- **Information supplied**:
= = =
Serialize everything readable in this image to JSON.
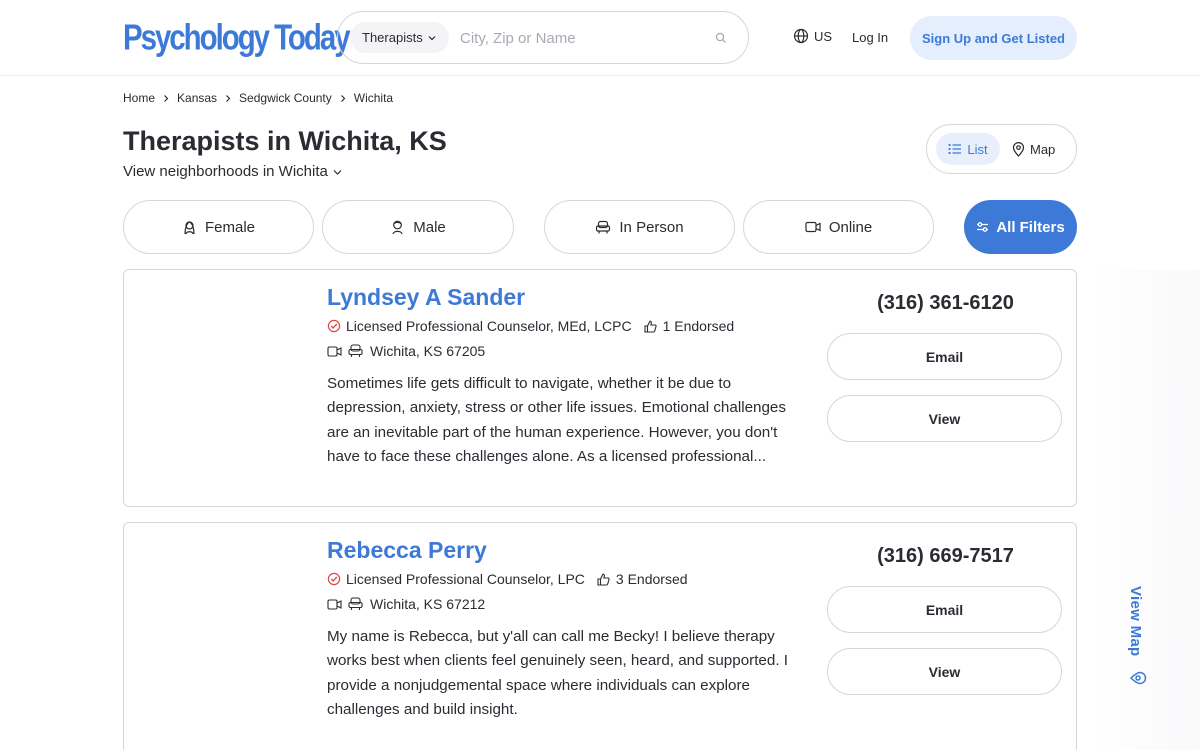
{
  "header": {
    "logo": "Psychology Today",
    "search": {
      "type_label": "Therapists",
      "placeholder": "City, Zip or Name",
      "value": ""
    },
    "country": "US",
    "login_label": "Log In",
    "signup_label": "Sign Up and Get Listed"
  },
  "breadcrumb": [
    "Home",
    "Kansas",
    "Sedgwick County",
    "Wichita"
  ],
  "page_title": "Therapists in Wichita, KS",
  "neighborhoods_label": "View neighborhoods in Wichita",
  "view_toggle": {
    "list": "List",
    "map": "Map"
  },
  "filters": {
    "female": "Female",
    "male": "Male",
    "in_person": "In Person",
    "online": "Online",
    "all": "All Filters"
  },
  "listings": [
    {
      "name": "Lyndsey A Sander",
      "credentials": "Licensed Professional Counselor, MEd, LCPC",
      "endorsed": "1 Endorsed",
      "location": "Wichita, KS 67205",
      "bio": "Sometimes life gets difficult to navigate, whether it be due to depression, anxiety, stress or other life issues. Emotional challenges are an inevitable part of the human experience. However, you don't have to face these challenges alone. As a licensed professional...",
      "phone": "(316) 361-6120",
      "email_label": "Email",
      "view_label": "View"
    },
    {
      "name": "Rebecca Perry",
      "credentials": "Licensed Professional Counselor, LPC",
      "endorsed": "3 Endorsed",
      "location": "Wichita, KS 67212",
      "bio": "My name is Rebecca, but y'all can call me Becky! I believe therapy works best when clients feel genuinely seen, heard, and supported. I provide a nonjudgemental space where individuals can explore challenges and build insight.",
      "phone": "(316) 669-7517",
      "email_label": "Email",
      "view_label": "View"
    }
  ],
  "view_map_label": "View Map",
  "colors": {
    "brand": "#3d7ad8",
    "text": "#2b2b33",
    "border": "#d6d6dc",
    "verified": "#e04646"
  },
  "icons": [
    "chevron-down-icon",
    "search-icon",
    "globe-icon",
    "chevron-right-icon",
    "list-icon",
    "map-pin-icon",
    "female-icon",
    "male-icon",
    "in-person-icon",
    "video-icon",
    "sliders-icon",
    "verified-icon",
    "thumbs-up-icon",
    "map-icon"
  ]
}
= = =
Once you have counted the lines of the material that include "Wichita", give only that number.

- **Response**:
5